Roulette is a slow game, maybe 40 decisions in an hour; while mini-baccarat is a fast game as in 150-200 decisions per hour. The fact that mini-baccarat has low house edges on its two prime bets of Bank or Player does not mean a clobbering can’t come your way. With 200 decisions in one hour even a one percent edge can be a danger.

Blackjack one-on-one against the dealer is a fast game. Blackjack at a full table is a moderate game. Craps can be slow, moderate or fast depending on how many and what types of bets you make.

BlackJack Table


Look, it’s great to have friends who also enjoy casino gambling. But if you have a friend who is --- how shall I say this? --- a ragging lunatic when it comes to how he plays then perhaps you should not go to the tables with such a person. Why? I’m glad I asked myself that question.

Even as little tykes the tendency on the part of humans is to imitate what our friends do. If you have a lunatic player for a friend there is a chance that he might concert you to his style of play. Be aware that none of us is immune to temptation when we play casino games.

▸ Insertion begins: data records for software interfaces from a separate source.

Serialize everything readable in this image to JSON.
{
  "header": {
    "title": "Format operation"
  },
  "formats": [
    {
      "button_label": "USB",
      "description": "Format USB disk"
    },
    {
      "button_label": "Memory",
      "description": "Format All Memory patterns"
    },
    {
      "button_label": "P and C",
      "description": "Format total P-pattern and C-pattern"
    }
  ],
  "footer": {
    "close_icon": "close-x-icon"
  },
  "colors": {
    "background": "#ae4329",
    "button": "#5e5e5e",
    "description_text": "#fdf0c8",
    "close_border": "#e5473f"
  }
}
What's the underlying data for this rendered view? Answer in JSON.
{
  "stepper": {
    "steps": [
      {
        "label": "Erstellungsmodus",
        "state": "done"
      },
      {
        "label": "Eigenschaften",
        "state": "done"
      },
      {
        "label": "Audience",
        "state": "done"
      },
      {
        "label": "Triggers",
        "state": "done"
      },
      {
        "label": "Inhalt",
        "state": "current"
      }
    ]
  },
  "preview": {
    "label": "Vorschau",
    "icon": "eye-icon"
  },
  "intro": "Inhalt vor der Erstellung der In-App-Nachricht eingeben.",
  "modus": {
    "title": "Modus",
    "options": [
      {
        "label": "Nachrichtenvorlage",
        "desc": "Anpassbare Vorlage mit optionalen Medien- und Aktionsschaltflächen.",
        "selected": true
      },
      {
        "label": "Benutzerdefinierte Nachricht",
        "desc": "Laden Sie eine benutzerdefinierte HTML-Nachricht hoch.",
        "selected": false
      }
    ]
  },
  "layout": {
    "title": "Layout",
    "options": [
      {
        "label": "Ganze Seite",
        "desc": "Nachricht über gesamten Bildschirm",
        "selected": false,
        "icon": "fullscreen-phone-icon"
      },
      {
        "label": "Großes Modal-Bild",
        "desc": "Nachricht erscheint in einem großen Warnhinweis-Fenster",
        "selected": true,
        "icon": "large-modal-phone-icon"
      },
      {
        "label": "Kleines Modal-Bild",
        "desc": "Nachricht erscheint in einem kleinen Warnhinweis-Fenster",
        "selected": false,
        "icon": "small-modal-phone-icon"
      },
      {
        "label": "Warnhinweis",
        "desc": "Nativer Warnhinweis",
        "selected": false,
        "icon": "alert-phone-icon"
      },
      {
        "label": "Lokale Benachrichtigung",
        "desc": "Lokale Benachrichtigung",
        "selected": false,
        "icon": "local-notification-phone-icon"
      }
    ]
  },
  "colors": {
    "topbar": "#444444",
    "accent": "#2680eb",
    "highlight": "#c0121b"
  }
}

We may all be Sampsons waiting for our Delilahs.


The 1950’s American sitcom The Honeymooners expresses the philosophy that all of us should have when we are in a casino --- and that philosophy is to be friendly but to keep your mouth shut concerning how other players play the games.

Ralph Kramden (played brilliantly by Jackie Gleason) expressed this best when he said about his nosey mother-in-law: “She’s a blabbermouth! A blabbermouth!” He even expressed his chagrin at himself by admitting, “I have a BIG mouth! A big mouth!”


In short, don’t tell someone how to play. I’m paid to be a blabbermouth but in a casino if someone asks me how to play a hand at blackjack or which is a good bet at craps, I refer them to the dealer. “He’s the expert,” I say.


We all want everyone to know how terrific we are but casino gamblers, especially those who have lost, do not want to hear how Lady Luck is your woman tonight. So if someone asks you how you did (that someone being someone you don’t know) just say, “Oh, okay” or “Just what you can expect.” Don’t brag.

A word to the wise!